A few days ago, Albert Pujols’ phone buzzed. He’d been sent a photo. He tapped the phone and there was Champ Pederson, Joc’s oldest brother. Champ was holding up a jersey – Los Angeles Angels, No. 5, PUJOLS across the back, signed by Pujols himself – and wearing a great big smile.
Dozens of kids feel like a million bucks. They’re stepping out in style for a senior prom put on by the Pujols Family Foundation. Albert and his wife started the charity in 2005 for their child, who has down syndrome, and now there is an annual event to honor kids just like her.
The Bisons teamed up with The Pujols Family Foundation (PFF) to help launch the Albert’s All-Stars Unified Baseball Program in Nashville to help kids with Down syndrome learn and experience the game of baseball.
Angels superstar Albert Pujols appeared in a short film Tuesday in partnership with I Am Second, a movement meant to inspire others through the life stories of athletes, actors, models, musicians, pastors, politicians, etc.
“This is my daughter, Isabella,” Albert Pujols told more than 200 parents and kids in the second-floor arcade of the ESPN Zone in Downtown Disney late Monday afternoon. “She’s 15 years old, and she’s perfect.

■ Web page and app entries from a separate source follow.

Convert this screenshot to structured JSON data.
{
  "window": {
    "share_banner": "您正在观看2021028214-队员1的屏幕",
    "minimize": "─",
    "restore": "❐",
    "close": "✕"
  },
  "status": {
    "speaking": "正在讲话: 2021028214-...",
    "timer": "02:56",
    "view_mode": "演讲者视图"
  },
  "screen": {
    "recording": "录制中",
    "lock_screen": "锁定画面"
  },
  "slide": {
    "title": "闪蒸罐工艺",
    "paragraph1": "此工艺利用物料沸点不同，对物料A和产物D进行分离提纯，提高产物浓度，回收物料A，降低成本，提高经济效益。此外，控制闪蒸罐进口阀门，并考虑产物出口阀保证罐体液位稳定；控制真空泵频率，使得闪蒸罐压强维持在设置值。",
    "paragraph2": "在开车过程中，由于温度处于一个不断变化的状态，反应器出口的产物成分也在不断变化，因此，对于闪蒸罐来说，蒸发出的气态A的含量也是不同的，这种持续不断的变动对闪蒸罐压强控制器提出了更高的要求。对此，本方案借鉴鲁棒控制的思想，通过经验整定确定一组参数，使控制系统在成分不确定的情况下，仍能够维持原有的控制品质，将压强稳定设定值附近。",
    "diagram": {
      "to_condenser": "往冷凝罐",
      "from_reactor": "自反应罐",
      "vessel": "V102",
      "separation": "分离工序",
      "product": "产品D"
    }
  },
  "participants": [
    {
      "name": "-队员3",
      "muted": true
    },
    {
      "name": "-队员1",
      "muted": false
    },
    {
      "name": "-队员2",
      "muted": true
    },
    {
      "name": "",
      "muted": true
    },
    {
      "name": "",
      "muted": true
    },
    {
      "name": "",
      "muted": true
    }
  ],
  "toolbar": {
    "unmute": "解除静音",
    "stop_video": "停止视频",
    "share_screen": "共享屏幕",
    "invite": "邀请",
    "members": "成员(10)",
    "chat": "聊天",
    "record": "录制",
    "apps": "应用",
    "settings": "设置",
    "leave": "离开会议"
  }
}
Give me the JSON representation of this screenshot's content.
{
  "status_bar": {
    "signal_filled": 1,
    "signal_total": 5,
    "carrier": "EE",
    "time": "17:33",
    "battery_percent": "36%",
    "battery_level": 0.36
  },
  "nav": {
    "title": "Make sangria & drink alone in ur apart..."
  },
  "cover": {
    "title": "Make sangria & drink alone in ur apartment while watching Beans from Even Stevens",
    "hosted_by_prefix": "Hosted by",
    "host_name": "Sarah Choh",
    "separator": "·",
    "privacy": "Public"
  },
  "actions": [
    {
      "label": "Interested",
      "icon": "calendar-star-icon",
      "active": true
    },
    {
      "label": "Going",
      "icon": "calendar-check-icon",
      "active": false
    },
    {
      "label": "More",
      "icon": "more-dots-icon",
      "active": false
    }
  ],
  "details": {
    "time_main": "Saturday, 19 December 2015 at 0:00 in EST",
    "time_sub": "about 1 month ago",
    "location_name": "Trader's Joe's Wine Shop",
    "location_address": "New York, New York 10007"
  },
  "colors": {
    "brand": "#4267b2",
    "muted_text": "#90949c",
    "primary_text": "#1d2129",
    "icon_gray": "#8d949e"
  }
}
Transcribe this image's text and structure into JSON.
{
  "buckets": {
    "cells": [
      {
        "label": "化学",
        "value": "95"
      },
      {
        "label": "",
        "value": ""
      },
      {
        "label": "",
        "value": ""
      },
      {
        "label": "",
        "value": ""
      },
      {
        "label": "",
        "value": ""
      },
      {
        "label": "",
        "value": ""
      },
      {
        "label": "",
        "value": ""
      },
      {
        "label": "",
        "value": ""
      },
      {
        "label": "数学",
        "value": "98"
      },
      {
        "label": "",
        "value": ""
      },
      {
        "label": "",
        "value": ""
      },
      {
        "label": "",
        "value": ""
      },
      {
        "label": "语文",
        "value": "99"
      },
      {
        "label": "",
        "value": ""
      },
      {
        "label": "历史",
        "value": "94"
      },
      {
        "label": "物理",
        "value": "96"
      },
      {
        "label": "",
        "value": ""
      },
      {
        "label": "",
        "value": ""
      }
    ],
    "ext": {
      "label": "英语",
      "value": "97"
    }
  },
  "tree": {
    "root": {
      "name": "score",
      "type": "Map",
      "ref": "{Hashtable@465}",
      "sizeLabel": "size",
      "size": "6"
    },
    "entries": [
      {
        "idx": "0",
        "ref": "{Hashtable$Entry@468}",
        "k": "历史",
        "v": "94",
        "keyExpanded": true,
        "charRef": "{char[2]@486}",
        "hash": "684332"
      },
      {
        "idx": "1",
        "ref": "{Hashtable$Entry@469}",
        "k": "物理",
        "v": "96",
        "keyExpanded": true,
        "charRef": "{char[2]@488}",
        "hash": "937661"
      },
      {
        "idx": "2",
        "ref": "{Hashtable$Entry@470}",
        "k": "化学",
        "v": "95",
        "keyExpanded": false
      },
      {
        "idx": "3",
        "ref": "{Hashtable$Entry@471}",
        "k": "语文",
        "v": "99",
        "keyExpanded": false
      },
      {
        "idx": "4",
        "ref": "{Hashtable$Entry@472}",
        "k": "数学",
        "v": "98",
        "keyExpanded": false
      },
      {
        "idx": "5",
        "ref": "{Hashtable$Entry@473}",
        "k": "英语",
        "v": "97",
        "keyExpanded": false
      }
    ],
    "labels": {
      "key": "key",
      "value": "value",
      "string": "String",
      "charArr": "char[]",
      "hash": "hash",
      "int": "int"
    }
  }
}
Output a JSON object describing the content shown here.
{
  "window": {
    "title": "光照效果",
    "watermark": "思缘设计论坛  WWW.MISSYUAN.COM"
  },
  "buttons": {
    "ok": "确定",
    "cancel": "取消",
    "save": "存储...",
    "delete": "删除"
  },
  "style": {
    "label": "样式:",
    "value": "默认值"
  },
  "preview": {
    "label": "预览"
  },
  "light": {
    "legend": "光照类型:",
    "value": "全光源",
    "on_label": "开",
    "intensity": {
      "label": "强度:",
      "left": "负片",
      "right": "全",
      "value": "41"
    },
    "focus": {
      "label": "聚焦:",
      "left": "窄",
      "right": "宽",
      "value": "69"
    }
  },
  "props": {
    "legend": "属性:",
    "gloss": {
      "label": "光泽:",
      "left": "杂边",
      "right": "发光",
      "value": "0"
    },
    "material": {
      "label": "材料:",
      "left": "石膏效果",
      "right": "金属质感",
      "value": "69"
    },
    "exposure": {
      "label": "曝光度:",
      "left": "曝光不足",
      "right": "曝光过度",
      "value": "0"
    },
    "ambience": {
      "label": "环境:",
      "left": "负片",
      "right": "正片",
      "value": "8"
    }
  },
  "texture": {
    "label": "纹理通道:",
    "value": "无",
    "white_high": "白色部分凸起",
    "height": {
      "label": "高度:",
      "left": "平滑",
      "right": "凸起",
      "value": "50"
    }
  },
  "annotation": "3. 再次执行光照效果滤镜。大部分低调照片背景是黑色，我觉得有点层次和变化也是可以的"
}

Sometimes she doesn’t clean up her room, but that’s OK.”
In a season that has seen St. Louis honor the late Stan Musial in a variety of ways, it was a former Cardinals player, Albert Pujols, that spearheaded an effort to make sure the Angels did the same.
Charlie talks with STL Pediatric Dentist Dr. Homer Sedighi about his trips with Baseball Great Albert Pujols, during baseball off-season, on behalf of the Pujols Family Foundation, to the Dominican Republic to provide dental care for its indigent children.
Just in case you may have forgotten, the Pujols Family Foundation is still active in the St. Louis area.
He may have traded his red and white Cardinals jersey for one in California, but Albert Pujols’ foundation still appears to have a firm place in St. Louis.